> DATA
* * *
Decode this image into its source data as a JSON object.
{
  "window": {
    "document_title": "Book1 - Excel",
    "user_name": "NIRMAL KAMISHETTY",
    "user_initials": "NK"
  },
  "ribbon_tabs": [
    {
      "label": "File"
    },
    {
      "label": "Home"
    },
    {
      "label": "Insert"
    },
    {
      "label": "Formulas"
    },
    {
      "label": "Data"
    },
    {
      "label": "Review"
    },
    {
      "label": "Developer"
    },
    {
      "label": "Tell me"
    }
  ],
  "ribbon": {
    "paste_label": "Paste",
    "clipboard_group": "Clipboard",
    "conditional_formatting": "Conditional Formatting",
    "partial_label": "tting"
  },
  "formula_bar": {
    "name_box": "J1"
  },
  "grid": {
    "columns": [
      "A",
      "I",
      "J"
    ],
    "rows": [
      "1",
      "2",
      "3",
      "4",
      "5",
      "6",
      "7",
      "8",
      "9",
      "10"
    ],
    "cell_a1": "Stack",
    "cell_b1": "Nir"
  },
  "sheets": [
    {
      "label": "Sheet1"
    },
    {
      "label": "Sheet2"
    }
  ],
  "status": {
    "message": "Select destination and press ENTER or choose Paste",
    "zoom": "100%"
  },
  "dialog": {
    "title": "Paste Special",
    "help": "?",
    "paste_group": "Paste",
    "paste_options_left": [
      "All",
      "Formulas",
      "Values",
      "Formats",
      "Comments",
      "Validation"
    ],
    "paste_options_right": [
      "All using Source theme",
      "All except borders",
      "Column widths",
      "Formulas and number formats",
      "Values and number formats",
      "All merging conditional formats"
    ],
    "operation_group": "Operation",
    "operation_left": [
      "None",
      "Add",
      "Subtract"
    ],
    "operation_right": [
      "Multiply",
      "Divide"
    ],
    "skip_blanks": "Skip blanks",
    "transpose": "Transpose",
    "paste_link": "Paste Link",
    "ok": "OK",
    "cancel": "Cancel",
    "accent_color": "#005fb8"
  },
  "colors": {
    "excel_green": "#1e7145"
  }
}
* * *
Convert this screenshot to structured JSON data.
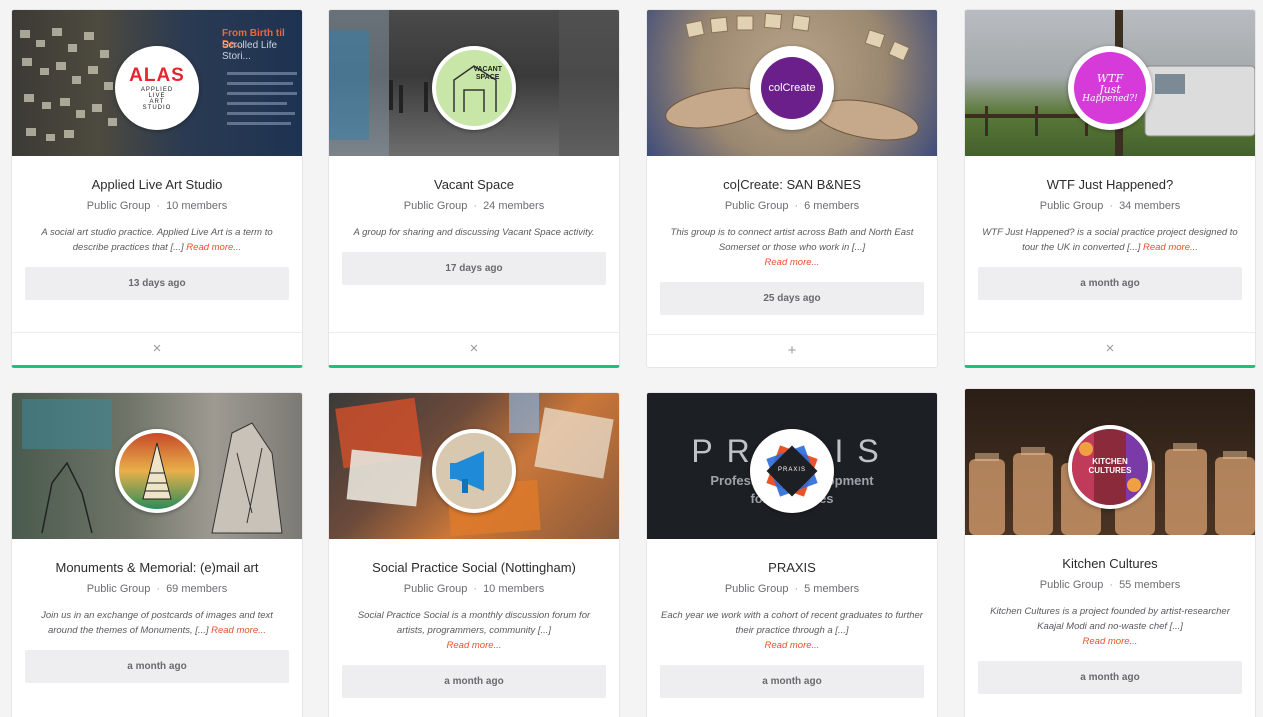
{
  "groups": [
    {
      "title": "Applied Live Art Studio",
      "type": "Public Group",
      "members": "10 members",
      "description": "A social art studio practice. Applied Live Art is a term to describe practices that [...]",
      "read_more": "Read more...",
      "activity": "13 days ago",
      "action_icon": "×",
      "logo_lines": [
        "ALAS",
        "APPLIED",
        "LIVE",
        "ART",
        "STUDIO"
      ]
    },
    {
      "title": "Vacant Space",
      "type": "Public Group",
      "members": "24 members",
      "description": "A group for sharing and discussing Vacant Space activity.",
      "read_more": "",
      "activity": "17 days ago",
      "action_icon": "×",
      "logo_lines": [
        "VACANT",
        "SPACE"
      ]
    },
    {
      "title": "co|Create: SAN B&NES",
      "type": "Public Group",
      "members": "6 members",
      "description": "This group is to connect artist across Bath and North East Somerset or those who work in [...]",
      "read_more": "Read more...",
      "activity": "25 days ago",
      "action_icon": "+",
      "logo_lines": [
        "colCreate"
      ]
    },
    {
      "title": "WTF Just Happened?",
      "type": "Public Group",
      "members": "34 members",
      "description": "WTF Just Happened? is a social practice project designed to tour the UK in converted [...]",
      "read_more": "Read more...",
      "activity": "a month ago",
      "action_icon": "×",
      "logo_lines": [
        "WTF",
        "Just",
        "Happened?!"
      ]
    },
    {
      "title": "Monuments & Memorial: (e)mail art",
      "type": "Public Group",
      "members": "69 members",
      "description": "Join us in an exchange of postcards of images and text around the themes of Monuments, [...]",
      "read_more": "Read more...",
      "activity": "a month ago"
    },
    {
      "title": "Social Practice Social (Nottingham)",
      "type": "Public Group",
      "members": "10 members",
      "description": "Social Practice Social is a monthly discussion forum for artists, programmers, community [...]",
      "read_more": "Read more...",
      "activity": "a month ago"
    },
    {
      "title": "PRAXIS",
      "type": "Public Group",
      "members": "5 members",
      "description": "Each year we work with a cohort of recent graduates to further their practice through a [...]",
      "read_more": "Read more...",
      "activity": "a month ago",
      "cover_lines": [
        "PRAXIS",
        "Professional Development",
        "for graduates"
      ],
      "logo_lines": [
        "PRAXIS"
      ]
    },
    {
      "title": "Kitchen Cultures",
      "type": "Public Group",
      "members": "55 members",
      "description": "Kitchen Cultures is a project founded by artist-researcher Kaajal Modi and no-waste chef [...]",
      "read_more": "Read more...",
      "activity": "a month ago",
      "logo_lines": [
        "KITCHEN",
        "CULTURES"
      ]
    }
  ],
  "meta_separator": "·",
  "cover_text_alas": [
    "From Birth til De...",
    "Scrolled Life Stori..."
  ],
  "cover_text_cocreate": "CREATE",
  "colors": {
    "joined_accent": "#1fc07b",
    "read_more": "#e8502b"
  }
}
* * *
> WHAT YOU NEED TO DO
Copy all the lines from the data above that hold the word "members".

> YOUR SOLUTION
      "members": "10 members",
      "members": "24 members",
      "members": "6 members",
      "members": "34 members",
      "members": "69 members",
      "members": "10 members",
      "members": "5 members",
      "members": "55 members",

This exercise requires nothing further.